EXERCISE
Type out all the records word for word. Any pictures are to be left out.

** Opening LISTED RECORDS block **

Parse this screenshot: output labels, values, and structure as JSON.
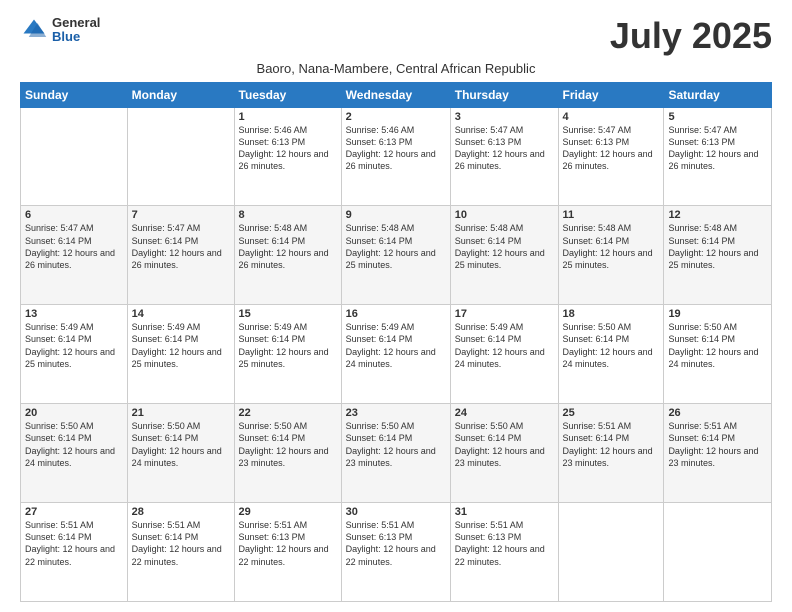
{
  "logo": {
    "general": "General",
    "blue": "Blue"
  },
  "title": {
    "month": "July 2025",
    "location": "Baoro, Nana-Mambere, Central African Republic"
  },
  "weekdays": [
    "Sunday",
    "Monday",
    "Tuesday",
    "Wednesday",
    "Thursday",
    "Friday",
    "Saturday"
  ],
  "weeks": [
    [
      {
        "day": "",
        "info": ""
      },
      {
        "day": "",
        "info": ""
      },
      {
        "day": "1",
        "info": "Sunrise: 5:46 AM\nSunset: 6:13 PM\nDaylight: 12 hours and 26 minutes."
      },
      {
        "day": "2",
        "info": "Sunrise: 5:46 AM\nSunset: 6:13 PM\nDaylight: 12 hours and 26 minutes."
      },
      {
        "day": "3",
        "info": "Sunrise: 5:47 AM\nSunset: 6:13 PM\nDaylight: 12 hours and 26 minutes."
      },
      {
        "day": "4",
        "info": "Sunrise: 5:47 AM\nSunset: 6:13 PM\nDaylight: 12 hours and 26 minutes."
      },
      {
        "day": "5",
        "info": "Sunrise: 5:47 AM\nSunset: 6:13 PM\nDaylight: 12 hours and 26 minutes."
      }
    ],
    [
      {
        "day": "6",
        "info": "Sunrise: 5:47 AM\nSunset: 6:14 PM\nDaylight: 12 hours and 26 minutes."
      },
      {
        "day": "7",
        "info": "Sunrise: 5:47 AM\nSunset: 6:14 PM\nDaylight: 12 hours and 26 minutes."
      },
      {
        "day": "8",
        "info": "Sunrise: 5:48 AM\nSunset: 6:14 PM\nDaylight: 12 hours and 26 minutes."
      },
      {
        "day": "9",
        "info": "Sunrise: 5:48 AM\nSunset: 6:14 PM\nDaylight: 12 hours and 25 minutes."
      },
      {
        "day": "10",
        "info": "Sunrise: 5:48 AM\nSunset: 6:14 PM\nDaylight: 12 hours and 25 minutes."
      },
      {
        "day": "11",
        "info": "Sunrise: 5:48 AM\nSunset: 6:14 PM\nDaylight: 12 hours and 25 minutes."
      },
      {
        "day": "12",
        "info": "Sunrise: 5:48 AM\nSunset: 6:14 PM\nDaylight: 12 hours and 25 minutes."
      }
    ],
    [
      {
        "day": "13",
        "info": "Sunrise: 5:49 AM\nSunset: 6:14 PM\nDaylight: 12 hours and 25 minutes."
      },
      {
        "day": "14",
        "info": "Sunrise: 5:49 AM\nSunset: 6:14 PM\nDaylight: 12 hours and 25 minutes."
      },
      {
        "day": "15",
        "info": "Sunrise: 5:49 AM\nSunset: 6:14 PM\nDaylight: 12 hours and 25 minutes."
      },
      {
        "day": "16",
        "info": "Sunrise: 5:49 AM\nSunset: 6:14 PM\nDaylight: 12 hours and 24 minutes."
      },
      {
        "day": "17",
        "info": "Sunrise: 5:49 AM\nSunset: 6:14 PM\nDaylight: 12 hours and 24 minutes."
      },
      {
        "day": "18",
        "info": "Sunrise: 5:50 AM\nSunset: 6:14 PM\nDaylight: 12 hours and 24 minutes."
      },
      {
        "day": "19",
        "info": "Sunrise: 5:50 AM\nSunset: 6:14 PM\nDaylight: 12 hours and 24 minutes."
      }
    ],
    [
      {
        "day": "20",
        "info": "Sunrise: 5:50 AM\nSunset: 6:14 PM\nDaylight: 12 hours and 24 minutes."
      },
      {
        "day": "21",
        "info": "Sunrise: 5:50 AM\nSunset: 6:14 PM\nDaylight: 12 hours and 24 minutes."
      },
      {
        "day": "22",
        "info": "Sunrise: 5:50 AM\nSunset: 6:14 PM\nDaylight: 12 hours and 23 minutes."
      },
      {
        "day": "23",
        "info": "Sunrise: 5:50 AM\nSunset: 6:14 PM\nDaylight: 12 hours and 23 minutes."
      },
      {
        "day": "24",
        "info": "Sunrise: 5:50 AM\nSunset: 6:14 PM\nDaylight: 12 hours and 23 minutes."
      },
      {
        "day": "25",
        "info": "Sunrise: 5:51 AM\nSunset: 6:14 PM\nDaylight: 12 hours and 23 minutes."
      },
      {
        "day": "26",
        "info": "Sunrise: 5:51 AM\nSunset: 6:14 PM\nDaylight: 12 hours and 23 minutes."
      }
    ],
    [
      {
        "day": "27",
        "info": "Sunrise: 5:51 AM\nSunset: 6:14 PM\nDaylight: 12 hours and 22 minutes."
      },
      {
        "day": "28",
        "info": "Sunrise: 5:51 AM\nSunset: 6:14 PM\nDaylight: 12 hours and 22 minutes."
      },
      {
        "day": "29",
        "info": "Sunrise: 5:51 AM\nSunset: 6:13 PM\nDaylight: 12 hours and 22 minutes."
      },
      {
        "day": "30",
        "info": "Sunrise: 5:51 AM\nSunset: 6:13 PM\nDaylight: 12 hours and 22 minutes."
      },
      {
        "day": "31",
        "info": "Sunrise: 5:51 AM\nSunset: 6:13 PM\nDaylight: 12 hours and 22 minutes."
      },
      {
        "day": "",
        "info": ""
      },
      {
        "day": "",
        "info": ""
      }
    ]
  ]
}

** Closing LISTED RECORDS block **

YOUR SOLUTION
Parse this screenshot: output labels, values, and structure as JSON.
{
  "logo": {
    "general": "General",
    "blue": "Blue"
  },
  "title": {
    "month": "July 2025",
    "location": "Baoro, Nana-Mambere, Central African Republic"
  },
  "weekdays": [
    "Sunday",
    "Monday",
    "Tuesday",
    "Wednesday",
    "Thursday",
    "Friday",
    "Saturday"
  ],
  "weeks": [
    [
      {
        "day": "",
        "info": ""
      },
      {
        "day": "",
        "info": ""
      },
      {
        "day": "1",
        "info": "Sunrise: 5:46 AM\nSunset: 6:13 PM\nDaylight: 12 hours and 26 minutes."
      },
      {
        "day": "2",
        "info": "Sunrise: 5:46 AM\nSunset: 6:13 PM\nDaylight: 12 hours and 26 minutes."
      },
      {
        "day": "3",
        "info": "Sunrise: 5:47 AM\nSunset: 6:13 PM\nDaylight: 12 hours and 26 minutes."
      },
      {
        "day": "4",
        "info": "Sunrise: 5:47 AM\nSunset: 6:13 PM\nDaylight: 12 hours and 26 minutes."
      },
      {
        "day": "5",
        "info": "Sunrise: 5:47 AM\nSunset: 6:13 PM\nDaylight: 12 hours and 26 minutes."
      }
    ],
    [
      {
        "day": "6",
        "info": "Sunrise: 5:47 AM\nSunset: 6:14 PM\nDaylight: 12 hours and 26 minutes."
      },
      {
        "day": "7",
        "info": "Sunrise: 5:47 AM\nSunset: 6:14 PM\nDaylight: 12 hours and 26 minutes."
      },
      {
        "day": "8",
        "info": "Sunrise: 5:48 AM\nSunset: 6:14 PM\nDaylight: 12 hours and 26 minutes."
      },
      {
        "day": "9",
        "info": "Sunrise: 5:48 AM\nSunset: 6:14 PM\nDaylight: 12 hours and 25 minutes."
      },
      {
        "day": "10",
        "info": "Sunrise: 5:48 AM\nSunset: 6:14 PM\nDaylight: 12 hours and 25 minutes."
      },
      {
        "day": "11",
        "info": "Sunrise: 5:48 AM\nSunset: 6:14 PM\nDaylight: 12 hours and 25 minutes."
      },
      {
        "day": "12",
        "info": "Sunrise: 5:48 AM\nSunset: 6:14 PM\nDaylight: 12 hours and 25 minutes."
      }
    ],
    [
      {
        "day": "13",
        "info": "Sunrise: 5:49 AM\nSunset: 6:14 PM\nDaylight: 12 hours and 25 minutes."
      },
      {
        "day": "14",
        "info": "Sunrise: 5:49 AM\nSunset: 6:14 PM\nDaylight: 12 hours and 25 minutes."
      },
      {
        "day": "15",
        "info": "Sunrise: 5:49 AM\nSunset: 6:14 PM\nDaylight: 12 hours and 25 minutes."
      },
      {
        "day": "16",
        "info": "Sunrise: 5:49 AM\nSunset: 6:14 PM\nDaylight: 12 hours and 24 minutes."
      },
      {
        "day": "17",
        "info": "Sunrise: 5:49 AM\nSunset: 6:14 PM\nDaylight: 12 hours and 24 minutes."
      },
      {
        "day": "18",
        "info": "Sunrise: 5:50 AM\nSunset: 6:14 PM\nDaylight: 12 hours and 24 minutes."
      },
      {
        "day": "19",
        "info": "Sunrise: 5:50 AM\nSunset: 6:14 PM\nDaylight: 12 hours and 24 minutes."
      }
    ],
    [
      {
        "day": "20",
        "info": "Sunrise: 5:50 AM\nSunset: 6:14 PM\nDaylight: 12 hours and 24 minutes."
      },
      {
        "day": "21",
        "info": "Sunrise: 5:50 AM\nSunset: 6:14 PM\nDaylight: 12 hours and 24 minutes."
      },
      {
        "day": "22",
        "info": "Sunrise: 5:50 AM\nSunset: 6:14 PM\nDaylight: 12 hours and 23 minutes."
      },
      {
        "day": "23",
        "info": "Sunrise: 5:50 AM\nSunset: 6:14 PM\nDaylight: 12 hours and 23 minutes."
      },
      {
        "day": "24",
        "info": "Sunrise: 5:50 AM\nSunset: 6:14 PM\nDaylight: 12 hours and 23 minutes."
      },
      {
        "day": "25",
        "info": "Sunrise: 5:51 AM\nSunset: 6:14 PM\nDaylight: 12 hours and 23 minutes."
      },
      {
        "day": "26",
        "info": "Sunrise: 5:51 AM\nSunset: 6:14 PM\nDaylight: 12 hours and 23 minutes."
      }
    ],
    [
      {
        "day": "27",
        "info": "Sunrise: 5:51 AM\nSunset: 6:14 PM\nDaylight: 12 hours and 22 minutes."
      },
      {
        "day": "28",
        "info": "Sunrise: 5:51 AM\nSunset: 6:14 PM\nDaylight: 12 hours and 22 minutes."
      },
      {
        "day": "29",
        "info": "Sunrise: 5:51 AM\nSunset: 6:13 PM\nDaylight: 12 hours and 22 minutes."
      },
      {
        "day": "30",
        "info": "Sunrise: 5:51 AM\nSunset: 6:13 PM\nDaylight: 12 hours and 22 minutes."
      },
      {
        "day": "31",
        "info": "Sunrise: 5:51 AM\nSunset: 6:13 PM\nDaylight: 12 hours and 22 minutes."
      },
      {
        "day": "",
        "info": ""
      },
      {
        "day": "",
        "info": ""
      }
    ]
  ]
}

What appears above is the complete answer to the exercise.